by Mandla Ndlovu | 03 October 2019 | 286 Views

$100 limit for cash-out transactions

by Staff reporter | 03 October 2019 | 215 Views

ANC starts anti-sanctions campaign

by Staff reporter | 03 October 2019 | 147 Views

ZESN calls for political parties regulation

by Staff reporter | 03 October 2019 | 129 Views

We've no forced labour evidence on Zimbabwe diamonds, says US Embassy

by Staff reporter | 03 October 2019 | 141 Views

Ex-ZPC board chairman freed on bail

by Staff reporter | 03 October 2019 | 138 Views

Cyber Bill seeks to safeguard citizens

by Staff reporter | 03 October 2019 | 111 Views

Cassava launches Vaya tractor services

by Staff reporter | 03 October 2019 | 145 Views

MDC Alliance boycott slammed

by Staff reporter | 03 October 2019 | 87 Views

10-man Bulawayo Chiefs stun Harare City

by Staff reporter | 03 October 2019 | 115 Views

Zimbabwe has a reputational problem, says US

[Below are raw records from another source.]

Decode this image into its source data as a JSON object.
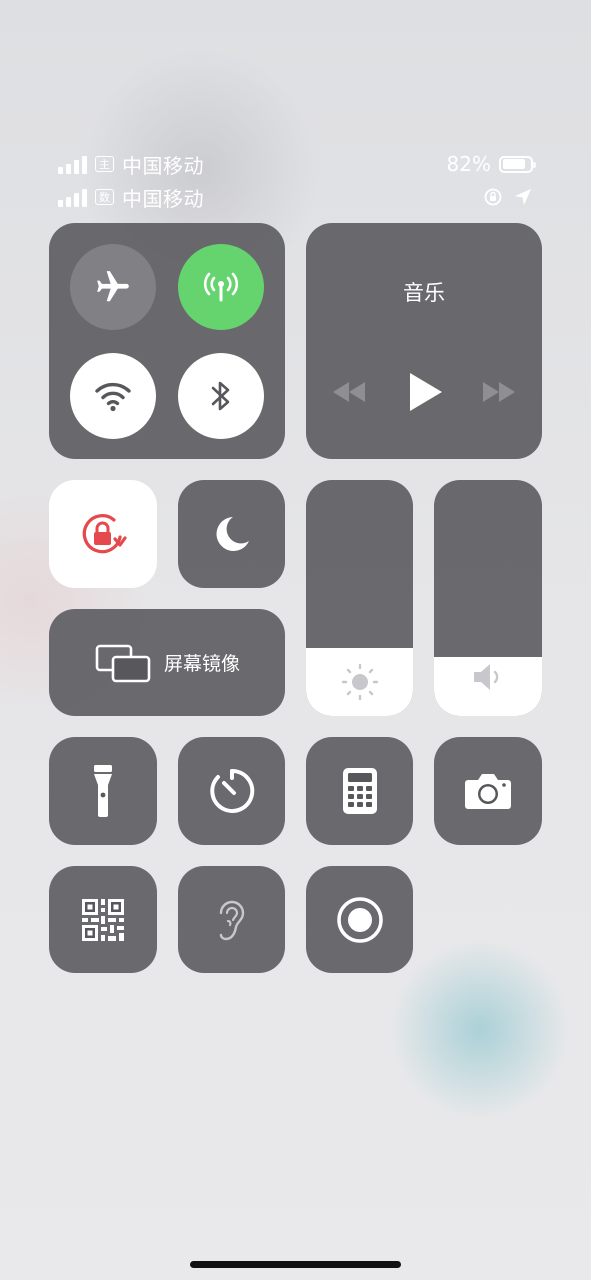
{
  "status": {
    "sim1": {
      "badge": "主",
      "carrier": "中国移动"
    },
    "sim2": {
      "badge": "数",
      "carrier": "中国移动"
    },
    "battery_text": "82%",
    "battery_level": 0.82
  },
  "connectivity": {
    "airplane": {
      "icon": "airplane-icon",
      "active": false
    },
    "cellular": {
      "icon": "cellular-antenna-icon",
      "active": true
    },
    "wifi": {
      "icon": "wifi-icon",
      "active": true
    },
    "bluetooth": {
      "icon": "bluetooth-icon",
      "active": true
    }
  },
  "music": {
    "title": "音乐",
    "controls": [
      "rewind-icon",
      "play-icon",
      "fast-forward-icon"
    ]
  },
  "toggles": {
    "orientation_lock": {
      "icon": "orientation-lock-icon",
      "active": true
    },
    "do_not_disturb": {
      "icon": "moon-icon",
      "active": false
    }
  },
  "screen_mirroring": {
    "label": "屏幕镜像",
    "icon": "screen-mirroring-icon"
  },
  "sliders": {
    "brightness": {
      "icon": "sun-icon",
      "level": 0.29
    },
    "volume": {
      "icon": "speaker-icon",
      "level": 0.25
    }
  },
  "shortcuts": [
    {
      "name": "flashlight",
      "icon": "flashlight-icon"
    },
    {
      "name": "timer",
      "icon": "timer-icon"
    },
    {
      "name": "calculator",
      "icon": "calculator-icon"
    },
    {
      "name": "camera",
      "icon": "camera-icon"
    },
    {
      "name": "qr-scanner",
      "icon": "qr-code-icon"
    },
    {
      "name": "hearing",
      "icon": "ear-icon"
    },
    {
      "name": "screen-recording",
      "icon": "record-icon"
    }
  ],
  "colors": {
    "tile": "#58585c",
    "active_green": "#65d46e",
    "lock_red": "#e5484d",
    "white": "#ffffff"
  }
}
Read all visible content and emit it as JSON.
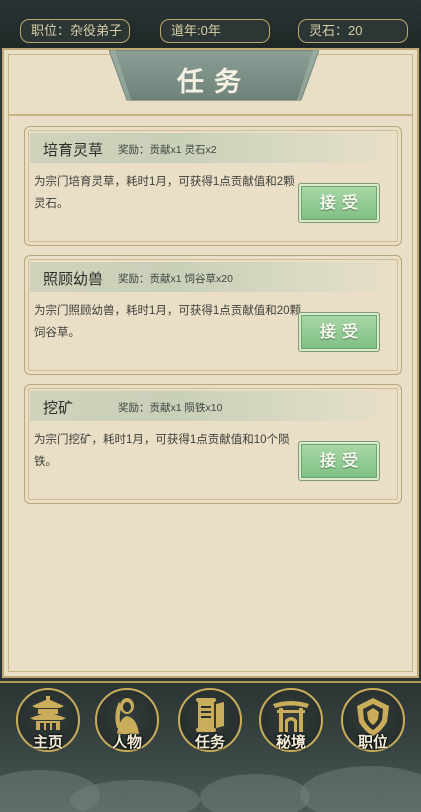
{
  "status_bar": {
    "position": "职位：杂役弟子",
    "age": "道年:0年",
    "spirit_stones": "灵石：20"
  },
  "page_title": "任务",
  "tasks": [
    {
      "name": "培育灵草",
      "reward": "奖励：贡献x1 灵石x2",
      "description": "为宗门培育灵草，耗时1月，可获得1点贡献值和2颗灵石。",
      "button_label": "接受"
    },
    {
      "name": "照顾幼兽",
      "reward": "奖励：贡献x1 饲谷草x20",
      "description": "为宗门照顾幼兽，耗时1月，可获得1点贡献值和20颗饲谷草。",
      "button_label": "接受"
    },
    {
      "name": "挖矿",
      "reward": "奖励：贡献x1 陨铁x10",
      "description": "为宗门挖矿，耗时1月，可获得1点贡献值和10个陨铁。",
      "button_label": "接受"
    }
  ],
  "nav": [
    {
      "label": "主页",
      "icon": "pavilion-icon"
    },
    {
      "label": "人物",
      "icon": "character-icon"
    },
    {
      "label": "任务",
      "icon": "scroll-icon"
    },
    {
      "label": "秘境",
      "icon": "gate-icon"
    },
    {
      "label": "职位",
      "icon": "rank-badge-icon"
    }
  ],
  "colors": {
    "parchment": "#e9dec6",
    "banner": "#7f948a",
    "accept_button": "#8cc68f",
    "gold_border": "#c9ad5a",
    "dark_ui": "#2b3635"
  }
}
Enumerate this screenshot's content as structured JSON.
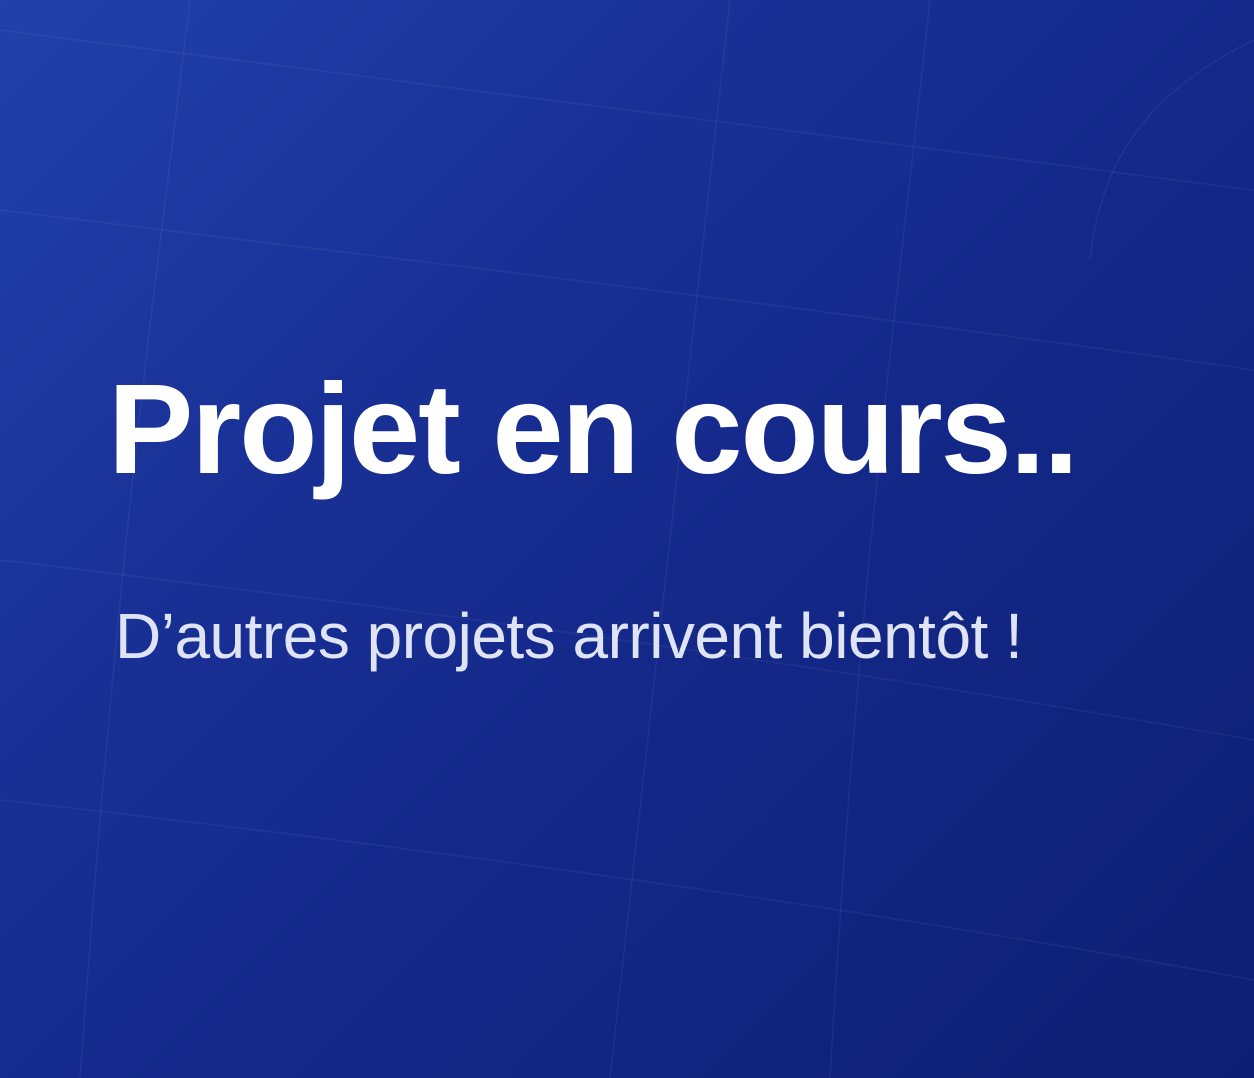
{
  "colors": {
    "background_start": "#2241ab",
    "background_end": "#0d1f72",
    "headline": "#ffffff",
    "subline": "#dfe4f4"
  },
  "headline": "Projet en cours..",
  "subline": "D’autres projets arrivent bientôt !"
}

by newzimbabwe | 03 October 2019 | 125 Views

MDC Alliance walk of shame

by Nduduzo Tshuma | 03 October 2019 | 149 Views

MDC councillors want suspension of Cowdray Park projects

by Staff reporter | 03 October 2019 | 114 Views

RBZ floats $300m additional TBs

by Staff reporter | 03 October 2019 | 108 Views

Teenagers rob soldier

by Staff reporter | 03 October 2019 | 123 Views

Duo rape corpse, get death sentence

by Staff reporter | 03 October 2019 | 130 Views

Mnangagwa to fly out for the zenith times

by Staff reporter | 03 October 2019 | 108 Views

Chamisa's MPs approach court to reverse 5 months allowance garnish

by newzimbabwe | 03 October 2019 | 70 Views

Zimra official forges Customs papers

by Staff reporter | 03 October 2019 | 56 Views

Zifa courts two nations for Warriors' friendlies

by Staff reporter | 03 October 2019 | 43 Views